• [What to produce]: Repeat the entries exactly. Leave nothing out.

• [Recorded data]:
⟨
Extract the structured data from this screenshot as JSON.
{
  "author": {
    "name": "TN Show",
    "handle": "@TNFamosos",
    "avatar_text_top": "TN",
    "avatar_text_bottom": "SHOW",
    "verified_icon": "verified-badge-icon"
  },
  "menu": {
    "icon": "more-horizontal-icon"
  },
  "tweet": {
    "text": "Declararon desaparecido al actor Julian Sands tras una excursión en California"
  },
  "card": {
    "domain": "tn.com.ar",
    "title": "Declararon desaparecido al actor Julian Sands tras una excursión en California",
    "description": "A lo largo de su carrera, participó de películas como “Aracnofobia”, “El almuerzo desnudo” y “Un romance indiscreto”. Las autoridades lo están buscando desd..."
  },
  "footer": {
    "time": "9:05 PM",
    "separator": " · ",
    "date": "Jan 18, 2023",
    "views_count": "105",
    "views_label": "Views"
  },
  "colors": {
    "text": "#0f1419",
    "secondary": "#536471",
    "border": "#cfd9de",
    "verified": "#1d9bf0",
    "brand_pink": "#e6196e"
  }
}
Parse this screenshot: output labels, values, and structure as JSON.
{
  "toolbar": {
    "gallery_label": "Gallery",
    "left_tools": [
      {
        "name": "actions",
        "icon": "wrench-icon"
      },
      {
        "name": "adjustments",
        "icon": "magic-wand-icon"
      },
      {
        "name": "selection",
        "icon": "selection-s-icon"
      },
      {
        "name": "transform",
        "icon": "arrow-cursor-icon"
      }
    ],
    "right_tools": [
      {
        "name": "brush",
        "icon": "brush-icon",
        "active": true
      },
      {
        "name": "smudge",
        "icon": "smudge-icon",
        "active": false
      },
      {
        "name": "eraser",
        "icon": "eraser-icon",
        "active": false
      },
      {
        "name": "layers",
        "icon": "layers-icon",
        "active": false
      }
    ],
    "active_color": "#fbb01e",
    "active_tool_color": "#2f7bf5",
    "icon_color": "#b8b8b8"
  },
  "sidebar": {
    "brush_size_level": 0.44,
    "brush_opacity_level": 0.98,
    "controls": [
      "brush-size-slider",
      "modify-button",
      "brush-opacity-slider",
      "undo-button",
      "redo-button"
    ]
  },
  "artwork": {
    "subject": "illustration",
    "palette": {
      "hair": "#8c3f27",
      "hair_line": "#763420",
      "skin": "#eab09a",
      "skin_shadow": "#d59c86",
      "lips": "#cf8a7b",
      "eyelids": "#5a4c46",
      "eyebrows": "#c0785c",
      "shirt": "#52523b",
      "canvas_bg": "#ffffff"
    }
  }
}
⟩
• [Solution to this task]:
Extract the structured data from this screenshot as JSON.
{
  "author": {
    "name": "TN Show",
    "handle": "@TNFamosos",
    "avatar_text_top": "TN",
    "avatar_text_bottom": "SHOW",
    "verified_icon": "verified-badge-icon"
  },
  "menu": {
    "icon": "more-horizontal-icon"
  },
  "tweet": {
    "text": "Declararon desaparecido al actor Julian Sands tras una excursión en California"
  },
  "card": {
    "domain": "tn.com.ar",
    "title": "Declararon desaparecido al actor Julian Sands tras una excursión en California",
    "description": "A lo largo de su carrera, participó de películas como “Aracnofobia”, “El almuerzo desnudo” y “Un romance indiscreto”. Las autoridades lo están buscando desd..."
  },
  "footer": {
    "time": "9:05 PM",
    "separator": " · ",
    "date": "Jan 18, 2023",
    "views_count": "105",
    "views_label": "Views"
  },
  "colors": {
    "text": "#0f1419",
    "secondary": "#536471",
    "border": "#cfd9de",
    "verified": "#1d9bf0",
    "brand_pink": "#e6196e"
  }
}
Parse this screenshot: output labels, values, and structure as JSON.
{
  "toolbar": {
    "gallery_label": "Gallery",
    "left_tools": [
      {
        "name": "actions",
        "icon": "wrench-icon"
      },
      {
        "name": "adjustments",
        "icon": "magic-wand-icon"
      },
      {
        "name": "selection",
        "icon": "selection-s-icon"
      },
      {
        "name": "transform",
        "icon": "arrow-cursor-icon"
      }
    ],
    "right_tools": [
      {
        "name": "brush",
        "icon": "brush-icon",
        "active": true
      },
      {
        "name": "smudge",
        "icon": "smudge-icon",
        "active": false
      },
      {
        "name": "eraser",
        "icon": "eraser-icon",
        "active": false
      },
      {
        "name": "layers",
        "icon": "layers-icon",
        "active": false
      }
    ],
    "active_color": "#fbb01e",
    "active_tool_color": "#2f7bf5",
    "icon_color": "#b8b8b8"
  },
  "sidebar": {
    "brush_size_level": 0.44,
    "brush_opacity_level": 0.98,
    "controls": [
      "brush-size-slider",
      "modify-button",
      "brush-opacity-slider",
      "undo-button",
      "redo-button"
    ]
  },
  "artwork": {
    "subject": "illustration",
    "palette": {
      "hair": "#8c3f27",
      "hair_line": "#763420",
      "skin": "#eab09a",
      "skin_shadow": "#d59c86",
      "lips": "#cf8a7b",
      "eyelids": "#5a4c46",
      "eyebrows": "#c0785c",
      "shirt": "#52523b",
      "canvas_bg": "#ffffff"
    }
  }
}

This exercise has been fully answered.